Some of my favorite digital archives that would easily fit into a US history classroom include the host of digitized collections available through the Library of Congress’s American Memory project, the National Archives’ Clifford Berryman political cartoon collection, the Internet Archive’s Way Back Machine, the Census Bureau’s American Fact Finder, and Last Seen: Finding Family after Slavery. A colleague, who taught AP Latin, drew from a number of crowdsourced digital archives to engage students in translation practice on texts ranging from classical texts to graffiti on the streets of Pompeii.
Other examples include compilations of primary sources by historians who’ve used them in innovative ways to engage the public. Important projects include Matt Delmont’s Black Quotidian, Carl Robert Keyes’s The Adverts 250 Project, and P. Gabrielle Foreman and company’s Colored Conventions Project.

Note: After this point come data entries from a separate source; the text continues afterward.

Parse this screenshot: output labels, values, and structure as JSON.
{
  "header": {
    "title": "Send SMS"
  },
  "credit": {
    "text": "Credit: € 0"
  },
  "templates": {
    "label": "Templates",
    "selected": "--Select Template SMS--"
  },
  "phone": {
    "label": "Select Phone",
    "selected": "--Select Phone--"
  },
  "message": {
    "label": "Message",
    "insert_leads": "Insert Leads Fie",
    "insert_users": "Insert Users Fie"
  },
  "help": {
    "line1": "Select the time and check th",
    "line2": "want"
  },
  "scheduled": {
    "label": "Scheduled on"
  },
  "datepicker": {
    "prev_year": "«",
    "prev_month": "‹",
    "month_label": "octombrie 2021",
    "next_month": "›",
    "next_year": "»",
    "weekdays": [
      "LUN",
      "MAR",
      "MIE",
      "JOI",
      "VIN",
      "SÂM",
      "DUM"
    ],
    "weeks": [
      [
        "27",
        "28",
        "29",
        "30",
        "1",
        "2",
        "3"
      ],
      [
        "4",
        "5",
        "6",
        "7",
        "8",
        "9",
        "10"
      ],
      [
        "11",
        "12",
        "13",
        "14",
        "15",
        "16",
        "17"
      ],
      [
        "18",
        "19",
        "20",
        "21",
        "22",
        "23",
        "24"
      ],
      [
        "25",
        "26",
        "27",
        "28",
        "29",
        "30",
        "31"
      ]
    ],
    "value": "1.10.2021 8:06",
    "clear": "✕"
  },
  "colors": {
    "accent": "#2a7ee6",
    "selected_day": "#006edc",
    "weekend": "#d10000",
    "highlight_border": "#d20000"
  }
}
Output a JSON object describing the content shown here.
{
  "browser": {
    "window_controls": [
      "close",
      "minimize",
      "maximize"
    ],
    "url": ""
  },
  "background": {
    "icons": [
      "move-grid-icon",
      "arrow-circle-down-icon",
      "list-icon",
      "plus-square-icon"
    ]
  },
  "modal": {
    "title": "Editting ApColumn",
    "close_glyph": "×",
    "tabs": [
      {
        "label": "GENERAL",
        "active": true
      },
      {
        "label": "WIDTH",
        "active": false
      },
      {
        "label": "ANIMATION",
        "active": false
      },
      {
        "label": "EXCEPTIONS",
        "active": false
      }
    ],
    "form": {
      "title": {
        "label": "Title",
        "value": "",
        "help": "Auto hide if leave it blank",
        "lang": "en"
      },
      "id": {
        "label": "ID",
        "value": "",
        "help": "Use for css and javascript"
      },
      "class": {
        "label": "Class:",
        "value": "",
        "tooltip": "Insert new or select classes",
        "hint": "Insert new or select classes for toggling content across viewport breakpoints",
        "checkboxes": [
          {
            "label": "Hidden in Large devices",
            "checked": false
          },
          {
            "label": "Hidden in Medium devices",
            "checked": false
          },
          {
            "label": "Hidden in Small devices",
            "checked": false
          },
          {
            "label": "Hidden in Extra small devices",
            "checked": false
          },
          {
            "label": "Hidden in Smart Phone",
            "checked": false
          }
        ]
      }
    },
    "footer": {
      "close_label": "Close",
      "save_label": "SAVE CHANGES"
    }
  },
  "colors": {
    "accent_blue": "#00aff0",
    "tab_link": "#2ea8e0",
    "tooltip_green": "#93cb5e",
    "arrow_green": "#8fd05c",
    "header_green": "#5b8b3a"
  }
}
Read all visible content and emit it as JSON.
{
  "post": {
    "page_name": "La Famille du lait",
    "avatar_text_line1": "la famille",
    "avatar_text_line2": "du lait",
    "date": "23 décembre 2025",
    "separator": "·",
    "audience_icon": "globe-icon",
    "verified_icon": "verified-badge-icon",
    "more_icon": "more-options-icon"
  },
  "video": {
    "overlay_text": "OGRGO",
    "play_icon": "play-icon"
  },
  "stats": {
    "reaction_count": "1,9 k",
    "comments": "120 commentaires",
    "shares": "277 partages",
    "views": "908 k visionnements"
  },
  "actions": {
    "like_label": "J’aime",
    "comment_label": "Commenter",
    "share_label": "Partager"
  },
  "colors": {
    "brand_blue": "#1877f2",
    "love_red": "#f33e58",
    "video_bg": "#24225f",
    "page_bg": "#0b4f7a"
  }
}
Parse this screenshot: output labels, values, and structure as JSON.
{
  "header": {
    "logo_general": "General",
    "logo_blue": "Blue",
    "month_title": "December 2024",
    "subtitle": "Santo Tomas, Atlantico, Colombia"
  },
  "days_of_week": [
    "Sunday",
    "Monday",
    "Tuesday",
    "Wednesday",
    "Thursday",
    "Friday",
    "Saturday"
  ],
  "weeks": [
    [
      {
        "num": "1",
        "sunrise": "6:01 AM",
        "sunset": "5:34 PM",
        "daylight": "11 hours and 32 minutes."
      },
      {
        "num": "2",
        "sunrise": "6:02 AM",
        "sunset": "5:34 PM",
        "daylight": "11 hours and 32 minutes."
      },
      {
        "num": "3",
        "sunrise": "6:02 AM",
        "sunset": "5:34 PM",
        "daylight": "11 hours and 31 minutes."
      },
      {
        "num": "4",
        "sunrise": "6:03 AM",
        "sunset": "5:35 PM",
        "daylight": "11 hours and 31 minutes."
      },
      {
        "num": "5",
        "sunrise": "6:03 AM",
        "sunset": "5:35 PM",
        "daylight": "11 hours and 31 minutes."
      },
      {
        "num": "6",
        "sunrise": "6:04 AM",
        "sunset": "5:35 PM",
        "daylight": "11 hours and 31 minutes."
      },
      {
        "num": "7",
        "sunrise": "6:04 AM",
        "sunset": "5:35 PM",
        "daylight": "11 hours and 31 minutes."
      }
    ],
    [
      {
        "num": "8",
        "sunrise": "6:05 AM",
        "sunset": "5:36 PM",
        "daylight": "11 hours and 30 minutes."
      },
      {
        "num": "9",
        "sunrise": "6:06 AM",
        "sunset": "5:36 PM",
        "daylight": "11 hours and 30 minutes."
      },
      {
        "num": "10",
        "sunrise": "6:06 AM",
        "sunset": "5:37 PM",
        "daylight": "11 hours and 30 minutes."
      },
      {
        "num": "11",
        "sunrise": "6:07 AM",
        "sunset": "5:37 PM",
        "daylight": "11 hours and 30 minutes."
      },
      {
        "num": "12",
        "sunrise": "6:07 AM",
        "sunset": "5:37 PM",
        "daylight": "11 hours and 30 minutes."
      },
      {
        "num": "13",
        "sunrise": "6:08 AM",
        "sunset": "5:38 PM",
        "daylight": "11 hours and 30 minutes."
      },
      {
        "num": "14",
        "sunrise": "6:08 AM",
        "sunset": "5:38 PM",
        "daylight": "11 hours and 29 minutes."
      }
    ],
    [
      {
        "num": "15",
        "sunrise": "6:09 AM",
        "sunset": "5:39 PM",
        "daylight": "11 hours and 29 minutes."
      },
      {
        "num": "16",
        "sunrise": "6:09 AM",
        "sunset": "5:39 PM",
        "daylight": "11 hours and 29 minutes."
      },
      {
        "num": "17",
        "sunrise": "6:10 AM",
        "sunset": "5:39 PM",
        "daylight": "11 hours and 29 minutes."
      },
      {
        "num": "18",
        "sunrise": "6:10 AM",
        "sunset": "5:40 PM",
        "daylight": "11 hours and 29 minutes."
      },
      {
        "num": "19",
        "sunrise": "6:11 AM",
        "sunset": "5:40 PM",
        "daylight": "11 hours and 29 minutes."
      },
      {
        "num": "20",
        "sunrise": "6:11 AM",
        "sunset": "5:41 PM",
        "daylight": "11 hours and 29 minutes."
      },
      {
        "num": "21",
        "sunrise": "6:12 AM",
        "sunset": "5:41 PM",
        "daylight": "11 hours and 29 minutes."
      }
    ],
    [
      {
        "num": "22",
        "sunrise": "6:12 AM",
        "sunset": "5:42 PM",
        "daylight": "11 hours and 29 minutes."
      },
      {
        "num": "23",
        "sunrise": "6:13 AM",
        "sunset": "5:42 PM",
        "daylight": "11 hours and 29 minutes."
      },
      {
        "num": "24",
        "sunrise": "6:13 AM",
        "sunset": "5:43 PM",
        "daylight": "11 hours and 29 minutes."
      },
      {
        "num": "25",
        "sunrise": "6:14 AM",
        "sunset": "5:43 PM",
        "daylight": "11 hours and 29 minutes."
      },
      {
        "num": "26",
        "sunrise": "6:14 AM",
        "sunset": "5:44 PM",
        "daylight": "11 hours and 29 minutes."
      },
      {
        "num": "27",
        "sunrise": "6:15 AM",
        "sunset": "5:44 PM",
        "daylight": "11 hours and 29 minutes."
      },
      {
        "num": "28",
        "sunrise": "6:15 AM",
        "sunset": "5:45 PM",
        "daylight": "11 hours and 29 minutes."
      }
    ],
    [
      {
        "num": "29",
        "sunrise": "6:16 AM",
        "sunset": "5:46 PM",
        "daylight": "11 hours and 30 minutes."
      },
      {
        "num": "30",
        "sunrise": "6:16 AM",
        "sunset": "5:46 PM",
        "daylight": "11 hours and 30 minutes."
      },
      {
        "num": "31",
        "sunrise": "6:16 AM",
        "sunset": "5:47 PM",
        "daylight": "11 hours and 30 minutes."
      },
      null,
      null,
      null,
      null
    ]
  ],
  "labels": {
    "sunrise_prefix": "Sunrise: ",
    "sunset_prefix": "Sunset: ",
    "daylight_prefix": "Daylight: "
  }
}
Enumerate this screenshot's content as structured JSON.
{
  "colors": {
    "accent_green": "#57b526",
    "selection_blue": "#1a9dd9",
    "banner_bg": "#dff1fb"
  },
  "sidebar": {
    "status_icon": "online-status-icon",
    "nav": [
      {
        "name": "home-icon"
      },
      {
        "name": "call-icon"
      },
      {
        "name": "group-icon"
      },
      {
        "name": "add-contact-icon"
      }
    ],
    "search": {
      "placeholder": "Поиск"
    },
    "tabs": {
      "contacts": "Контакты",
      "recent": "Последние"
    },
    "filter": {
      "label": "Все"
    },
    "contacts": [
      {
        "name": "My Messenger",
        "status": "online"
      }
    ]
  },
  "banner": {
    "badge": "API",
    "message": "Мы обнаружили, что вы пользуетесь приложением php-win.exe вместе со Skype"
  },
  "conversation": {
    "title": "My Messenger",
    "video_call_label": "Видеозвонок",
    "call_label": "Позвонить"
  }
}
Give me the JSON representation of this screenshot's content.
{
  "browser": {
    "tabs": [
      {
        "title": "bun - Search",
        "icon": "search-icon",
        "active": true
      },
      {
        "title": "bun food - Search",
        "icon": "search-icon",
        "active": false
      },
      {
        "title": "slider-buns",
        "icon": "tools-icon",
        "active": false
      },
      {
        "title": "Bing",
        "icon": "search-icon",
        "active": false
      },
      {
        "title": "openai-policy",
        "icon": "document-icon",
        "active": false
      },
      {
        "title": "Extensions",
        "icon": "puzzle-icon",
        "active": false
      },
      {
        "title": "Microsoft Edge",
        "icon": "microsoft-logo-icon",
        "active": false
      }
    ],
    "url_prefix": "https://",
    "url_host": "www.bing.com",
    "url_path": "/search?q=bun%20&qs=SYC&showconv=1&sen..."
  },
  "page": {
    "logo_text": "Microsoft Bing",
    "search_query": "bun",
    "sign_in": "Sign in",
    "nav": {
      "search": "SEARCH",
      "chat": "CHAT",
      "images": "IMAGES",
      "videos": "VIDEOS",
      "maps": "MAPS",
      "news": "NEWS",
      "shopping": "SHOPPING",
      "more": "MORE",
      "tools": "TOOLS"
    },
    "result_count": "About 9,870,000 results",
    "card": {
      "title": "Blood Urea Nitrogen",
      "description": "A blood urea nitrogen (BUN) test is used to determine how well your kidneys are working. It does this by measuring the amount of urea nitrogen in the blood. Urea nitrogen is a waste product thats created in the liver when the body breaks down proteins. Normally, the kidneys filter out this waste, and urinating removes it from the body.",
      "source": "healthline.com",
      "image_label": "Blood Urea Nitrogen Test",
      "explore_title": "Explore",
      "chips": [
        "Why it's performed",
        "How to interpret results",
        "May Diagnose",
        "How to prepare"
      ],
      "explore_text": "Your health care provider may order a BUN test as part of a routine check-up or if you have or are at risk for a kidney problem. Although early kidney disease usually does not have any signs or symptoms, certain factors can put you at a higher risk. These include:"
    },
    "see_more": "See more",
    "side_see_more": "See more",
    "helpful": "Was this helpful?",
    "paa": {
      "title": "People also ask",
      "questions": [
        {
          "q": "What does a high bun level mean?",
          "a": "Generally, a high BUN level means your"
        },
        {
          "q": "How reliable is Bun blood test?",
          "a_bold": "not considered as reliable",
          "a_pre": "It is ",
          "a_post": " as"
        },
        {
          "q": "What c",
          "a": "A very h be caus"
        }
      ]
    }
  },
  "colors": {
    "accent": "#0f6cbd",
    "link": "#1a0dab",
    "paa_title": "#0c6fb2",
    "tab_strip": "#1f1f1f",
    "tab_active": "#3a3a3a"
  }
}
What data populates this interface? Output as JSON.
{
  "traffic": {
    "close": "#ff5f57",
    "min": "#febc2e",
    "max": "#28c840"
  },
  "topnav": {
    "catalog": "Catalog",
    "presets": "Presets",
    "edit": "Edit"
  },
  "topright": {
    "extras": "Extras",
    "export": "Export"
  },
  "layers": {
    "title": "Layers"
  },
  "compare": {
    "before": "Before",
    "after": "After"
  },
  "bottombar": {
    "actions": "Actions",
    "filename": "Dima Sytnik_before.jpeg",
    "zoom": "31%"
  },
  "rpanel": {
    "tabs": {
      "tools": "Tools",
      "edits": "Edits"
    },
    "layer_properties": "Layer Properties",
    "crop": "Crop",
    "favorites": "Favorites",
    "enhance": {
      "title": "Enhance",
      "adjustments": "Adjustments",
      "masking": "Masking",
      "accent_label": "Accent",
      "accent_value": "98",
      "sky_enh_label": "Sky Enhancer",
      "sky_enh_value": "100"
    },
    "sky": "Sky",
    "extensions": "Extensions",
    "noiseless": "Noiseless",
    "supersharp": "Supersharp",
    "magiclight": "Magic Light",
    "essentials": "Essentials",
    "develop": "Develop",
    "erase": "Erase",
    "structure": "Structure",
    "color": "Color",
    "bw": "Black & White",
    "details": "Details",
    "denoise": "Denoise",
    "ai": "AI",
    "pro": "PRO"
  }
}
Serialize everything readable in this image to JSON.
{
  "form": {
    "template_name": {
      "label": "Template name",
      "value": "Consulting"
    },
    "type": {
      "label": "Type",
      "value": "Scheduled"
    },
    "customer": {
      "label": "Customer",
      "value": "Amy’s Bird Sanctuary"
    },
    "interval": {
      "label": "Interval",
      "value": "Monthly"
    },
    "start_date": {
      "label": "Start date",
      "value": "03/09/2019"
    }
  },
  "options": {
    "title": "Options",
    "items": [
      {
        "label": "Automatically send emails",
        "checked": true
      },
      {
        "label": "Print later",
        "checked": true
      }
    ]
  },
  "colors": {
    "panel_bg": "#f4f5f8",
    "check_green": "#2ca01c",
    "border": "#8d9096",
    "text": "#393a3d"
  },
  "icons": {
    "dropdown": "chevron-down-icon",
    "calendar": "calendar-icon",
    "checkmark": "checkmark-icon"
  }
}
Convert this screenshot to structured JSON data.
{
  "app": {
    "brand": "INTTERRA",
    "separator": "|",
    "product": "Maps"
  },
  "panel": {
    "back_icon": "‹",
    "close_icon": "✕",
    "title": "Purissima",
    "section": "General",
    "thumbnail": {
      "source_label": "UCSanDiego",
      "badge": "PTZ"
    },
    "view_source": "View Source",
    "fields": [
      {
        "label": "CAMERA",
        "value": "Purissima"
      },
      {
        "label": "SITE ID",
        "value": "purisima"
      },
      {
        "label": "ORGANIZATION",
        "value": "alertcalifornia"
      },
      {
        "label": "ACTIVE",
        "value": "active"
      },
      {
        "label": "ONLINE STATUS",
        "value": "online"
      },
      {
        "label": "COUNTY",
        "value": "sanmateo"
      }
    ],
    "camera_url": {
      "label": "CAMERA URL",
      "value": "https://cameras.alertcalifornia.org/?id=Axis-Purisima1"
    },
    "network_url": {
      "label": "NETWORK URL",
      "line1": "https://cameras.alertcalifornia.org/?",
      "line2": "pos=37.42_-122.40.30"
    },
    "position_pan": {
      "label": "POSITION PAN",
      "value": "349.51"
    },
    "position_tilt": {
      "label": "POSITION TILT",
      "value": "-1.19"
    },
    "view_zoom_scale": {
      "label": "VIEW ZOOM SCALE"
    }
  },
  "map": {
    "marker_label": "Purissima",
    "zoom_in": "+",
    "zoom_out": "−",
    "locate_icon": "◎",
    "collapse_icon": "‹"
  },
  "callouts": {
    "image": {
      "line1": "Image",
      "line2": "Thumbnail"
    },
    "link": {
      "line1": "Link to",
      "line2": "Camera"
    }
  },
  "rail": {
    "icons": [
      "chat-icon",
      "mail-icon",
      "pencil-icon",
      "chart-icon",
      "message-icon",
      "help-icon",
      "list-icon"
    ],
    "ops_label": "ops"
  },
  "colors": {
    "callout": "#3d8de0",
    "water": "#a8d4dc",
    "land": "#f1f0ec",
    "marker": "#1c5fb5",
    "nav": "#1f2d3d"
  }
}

While I primarily ask students to utilize digitized primary sources, other instructors have found remarkable success in engaging students in the actual process of cataloging, archiving, and transcribing. Below are two documents. One is an assignment that asks students to draw from a database to visualize the past, while the other lists a series of crowd transcription projects they can engage in. Also, a series of roundtables at the AHA annual meeting titled “Primary Sources and Historical Profession in the Age of Text Search” will examine the ramifications of digital archives on classroom teaching and historical research. Have your own ideas on using digital archives in the classroom? Let me know in comments below, via Twitter, or let’s meet up at the conference!
Sample Assignment: Visualizing the Past
Resource: List of Crowd Transcription Projects